TASK DESCRIPTION.
Could you report every line from the entries that includes the word "JSON"?

(Items from a dataset)
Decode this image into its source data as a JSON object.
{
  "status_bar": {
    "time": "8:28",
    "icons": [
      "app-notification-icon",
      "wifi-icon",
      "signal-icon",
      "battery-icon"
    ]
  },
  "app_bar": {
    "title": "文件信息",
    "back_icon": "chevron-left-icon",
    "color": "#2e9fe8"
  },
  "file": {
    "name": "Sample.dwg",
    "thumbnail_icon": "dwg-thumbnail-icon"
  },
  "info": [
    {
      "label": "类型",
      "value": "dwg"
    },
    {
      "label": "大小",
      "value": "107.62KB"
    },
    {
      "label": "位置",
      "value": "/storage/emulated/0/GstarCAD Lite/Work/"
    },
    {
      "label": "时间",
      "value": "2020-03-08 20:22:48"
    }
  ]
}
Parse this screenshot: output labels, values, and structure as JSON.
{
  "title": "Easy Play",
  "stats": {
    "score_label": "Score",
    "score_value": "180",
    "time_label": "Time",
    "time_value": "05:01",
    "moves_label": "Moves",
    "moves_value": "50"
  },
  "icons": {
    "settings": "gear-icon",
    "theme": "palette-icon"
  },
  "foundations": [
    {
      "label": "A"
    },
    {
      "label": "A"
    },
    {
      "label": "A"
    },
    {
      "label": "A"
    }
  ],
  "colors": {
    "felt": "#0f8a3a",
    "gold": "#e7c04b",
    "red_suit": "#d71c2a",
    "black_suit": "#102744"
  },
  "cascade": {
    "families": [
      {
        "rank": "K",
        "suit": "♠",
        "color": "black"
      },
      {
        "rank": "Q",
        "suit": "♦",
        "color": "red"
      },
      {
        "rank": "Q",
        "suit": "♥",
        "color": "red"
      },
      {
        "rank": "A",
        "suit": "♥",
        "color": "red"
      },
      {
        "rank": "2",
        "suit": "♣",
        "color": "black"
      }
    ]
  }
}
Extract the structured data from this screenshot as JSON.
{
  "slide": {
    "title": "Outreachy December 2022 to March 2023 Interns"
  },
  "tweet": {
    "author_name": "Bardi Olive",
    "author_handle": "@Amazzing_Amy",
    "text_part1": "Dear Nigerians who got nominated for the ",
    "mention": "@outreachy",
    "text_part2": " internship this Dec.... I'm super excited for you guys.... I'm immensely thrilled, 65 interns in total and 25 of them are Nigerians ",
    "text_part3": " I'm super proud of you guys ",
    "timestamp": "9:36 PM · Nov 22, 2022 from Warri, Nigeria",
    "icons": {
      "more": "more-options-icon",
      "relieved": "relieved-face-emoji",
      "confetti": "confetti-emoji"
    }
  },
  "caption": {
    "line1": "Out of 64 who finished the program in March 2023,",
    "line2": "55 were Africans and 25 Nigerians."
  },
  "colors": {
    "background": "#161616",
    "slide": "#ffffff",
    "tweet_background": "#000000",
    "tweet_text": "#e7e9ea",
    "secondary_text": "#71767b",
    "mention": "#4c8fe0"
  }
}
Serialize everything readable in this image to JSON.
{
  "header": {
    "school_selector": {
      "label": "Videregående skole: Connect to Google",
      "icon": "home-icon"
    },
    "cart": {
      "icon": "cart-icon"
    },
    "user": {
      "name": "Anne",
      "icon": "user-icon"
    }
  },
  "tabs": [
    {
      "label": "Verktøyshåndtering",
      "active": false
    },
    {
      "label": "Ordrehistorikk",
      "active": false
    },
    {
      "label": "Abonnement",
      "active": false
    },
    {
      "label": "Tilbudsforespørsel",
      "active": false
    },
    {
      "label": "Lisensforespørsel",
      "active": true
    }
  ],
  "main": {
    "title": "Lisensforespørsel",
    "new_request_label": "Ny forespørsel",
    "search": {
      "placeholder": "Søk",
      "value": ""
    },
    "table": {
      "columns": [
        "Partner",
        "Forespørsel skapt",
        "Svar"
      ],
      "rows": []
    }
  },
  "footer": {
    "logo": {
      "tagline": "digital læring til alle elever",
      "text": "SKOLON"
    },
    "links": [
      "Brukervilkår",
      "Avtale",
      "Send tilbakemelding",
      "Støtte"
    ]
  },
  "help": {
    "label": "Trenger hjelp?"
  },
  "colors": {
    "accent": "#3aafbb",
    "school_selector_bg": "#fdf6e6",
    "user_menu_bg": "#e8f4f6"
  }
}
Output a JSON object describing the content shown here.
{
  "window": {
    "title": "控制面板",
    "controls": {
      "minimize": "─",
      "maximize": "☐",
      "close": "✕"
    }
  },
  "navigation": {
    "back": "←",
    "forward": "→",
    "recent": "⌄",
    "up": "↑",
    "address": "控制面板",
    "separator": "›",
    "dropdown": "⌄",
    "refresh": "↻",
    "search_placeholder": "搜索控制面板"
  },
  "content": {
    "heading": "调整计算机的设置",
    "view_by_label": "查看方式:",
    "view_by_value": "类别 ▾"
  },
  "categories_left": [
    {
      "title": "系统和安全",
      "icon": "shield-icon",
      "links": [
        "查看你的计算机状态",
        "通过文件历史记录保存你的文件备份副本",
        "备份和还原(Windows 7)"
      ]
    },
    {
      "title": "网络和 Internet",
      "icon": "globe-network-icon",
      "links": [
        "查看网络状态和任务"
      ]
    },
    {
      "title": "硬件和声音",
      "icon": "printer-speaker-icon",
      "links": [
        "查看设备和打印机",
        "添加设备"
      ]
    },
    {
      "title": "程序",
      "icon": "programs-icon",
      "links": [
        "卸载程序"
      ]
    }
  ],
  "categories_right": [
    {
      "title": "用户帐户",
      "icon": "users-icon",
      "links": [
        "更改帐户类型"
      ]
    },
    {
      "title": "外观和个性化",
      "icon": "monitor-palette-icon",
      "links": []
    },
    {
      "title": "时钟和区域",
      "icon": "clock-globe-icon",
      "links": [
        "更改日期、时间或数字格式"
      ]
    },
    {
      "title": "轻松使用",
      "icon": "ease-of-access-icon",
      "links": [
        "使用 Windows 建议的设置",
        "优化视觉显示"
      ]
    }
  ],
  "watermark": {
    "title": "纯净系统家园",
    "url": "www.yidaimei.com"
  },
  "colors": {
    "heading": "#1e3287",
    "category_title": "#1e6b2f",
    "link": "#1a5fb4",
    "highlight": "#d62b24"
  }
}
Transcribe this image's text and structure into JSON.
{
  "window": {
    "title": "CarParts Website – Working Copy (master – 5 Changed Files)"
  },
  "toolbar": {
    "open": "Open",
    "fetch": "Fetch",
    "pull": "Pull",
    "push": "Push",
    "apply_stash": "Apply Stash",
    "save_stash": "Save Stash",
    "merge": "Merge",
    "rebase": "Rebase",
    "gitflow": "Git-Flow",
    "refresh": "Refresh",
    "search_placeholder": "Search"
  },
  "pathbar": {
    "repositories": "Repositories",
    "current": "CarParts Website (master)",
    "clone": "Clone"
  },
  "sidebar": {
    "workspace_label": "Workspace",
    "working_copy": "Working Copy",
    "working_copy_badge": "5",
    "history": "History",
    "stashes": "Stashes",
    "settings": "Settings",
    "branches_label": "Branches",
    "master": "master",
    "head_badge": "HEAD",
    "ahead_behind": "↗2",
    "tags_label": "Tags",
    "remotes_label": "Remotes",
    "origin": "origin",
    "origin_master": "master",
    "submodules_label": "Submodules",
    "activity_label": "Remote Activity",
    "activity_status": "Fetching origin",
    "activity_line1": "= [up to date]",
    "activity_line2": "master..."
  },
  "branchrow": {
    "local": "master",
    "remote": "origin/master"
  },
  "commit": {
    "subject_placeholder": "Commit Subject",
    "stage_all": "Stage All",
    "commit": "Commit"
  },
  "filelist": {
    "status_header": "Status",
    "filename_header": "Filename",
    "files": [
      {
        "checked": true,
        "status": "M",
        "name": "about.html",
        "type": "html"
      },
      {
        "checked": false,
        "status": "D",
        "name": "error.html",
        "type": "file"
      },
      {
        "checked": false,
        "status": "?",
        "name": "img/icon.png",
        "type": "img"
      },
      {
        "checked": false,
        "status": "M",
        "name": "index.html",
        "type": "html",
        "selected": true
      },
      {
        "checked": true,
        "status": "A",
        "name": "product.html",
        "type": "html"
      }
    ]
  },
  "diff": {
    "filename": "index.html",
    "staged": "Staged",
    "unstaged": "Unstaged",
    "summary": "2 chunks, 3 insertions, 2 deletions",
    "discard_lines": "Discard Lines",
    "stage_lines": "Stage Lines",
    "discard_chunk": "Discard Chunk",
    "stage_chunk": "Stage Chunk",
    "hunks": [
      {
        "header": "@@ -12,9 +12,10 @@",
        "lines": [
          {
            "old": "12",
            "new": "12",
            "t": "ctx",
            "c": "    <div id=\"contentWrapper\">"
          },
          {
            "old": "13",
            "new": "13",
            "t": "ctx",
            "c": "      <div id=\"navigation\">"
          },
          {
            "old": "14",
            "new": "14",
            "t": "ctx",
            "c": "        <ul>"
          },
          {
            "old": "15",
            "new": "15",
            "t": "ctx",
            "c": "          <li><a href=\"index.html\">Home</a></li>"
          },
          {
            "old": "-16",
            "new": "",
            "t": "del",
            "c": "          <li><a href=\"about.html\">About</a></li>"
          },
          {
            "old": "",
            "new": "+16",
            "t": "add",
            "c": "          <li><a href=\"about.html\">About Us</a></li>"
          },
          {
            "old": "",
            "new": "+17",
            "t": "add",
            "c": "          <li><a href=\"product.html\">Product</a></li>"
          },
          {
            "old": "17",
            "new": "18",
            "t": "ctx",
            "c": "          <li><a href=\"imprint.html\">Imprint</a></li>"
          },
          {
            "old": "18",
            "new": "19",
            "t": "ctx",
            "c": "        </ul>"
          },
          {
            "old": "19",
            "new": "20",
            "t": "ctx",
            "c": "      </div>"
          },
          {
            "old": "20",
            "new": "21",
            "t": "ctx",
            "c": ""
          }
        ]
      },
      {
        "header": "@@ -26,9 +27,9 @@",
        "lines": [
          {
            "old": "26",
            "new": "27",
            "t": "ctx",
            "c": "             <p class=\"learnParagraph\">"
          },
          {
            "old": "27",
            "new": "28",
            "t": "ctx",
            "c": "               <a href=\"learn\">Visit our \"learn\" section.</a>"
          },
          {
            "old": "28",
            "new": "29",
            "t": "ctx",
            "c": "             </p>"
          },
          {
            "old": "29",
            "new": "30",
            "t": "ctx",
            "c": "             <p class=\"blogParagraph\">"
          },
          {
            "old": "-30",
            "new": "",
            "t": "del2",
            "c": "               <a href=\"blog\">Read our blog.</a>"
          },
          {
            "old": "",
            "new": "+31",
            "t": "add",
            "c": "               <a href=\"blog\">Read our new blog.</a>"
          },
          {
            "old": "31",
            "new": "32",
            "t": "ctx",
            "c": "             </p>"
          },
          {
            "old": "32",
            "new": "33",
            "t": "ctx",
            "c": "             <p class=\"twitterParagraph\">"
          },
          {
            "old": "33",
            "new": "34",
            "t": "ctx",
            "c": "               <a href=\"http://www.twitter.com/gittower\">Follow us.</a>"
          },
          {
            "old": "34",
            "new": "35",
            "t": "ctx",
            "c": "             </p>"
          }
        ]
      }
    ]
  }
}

ANSWER SPACE.
Decode this image into its source data as a JSON object.
Parse this screenshot: output labels, values, and structure as JSON.
Extract the structured data from this screenshot as JSON.
Serialize everything readable in this image to JSON.
Output a JSON object describing the content shown here.
Transcribe this image's text and structure into JSON.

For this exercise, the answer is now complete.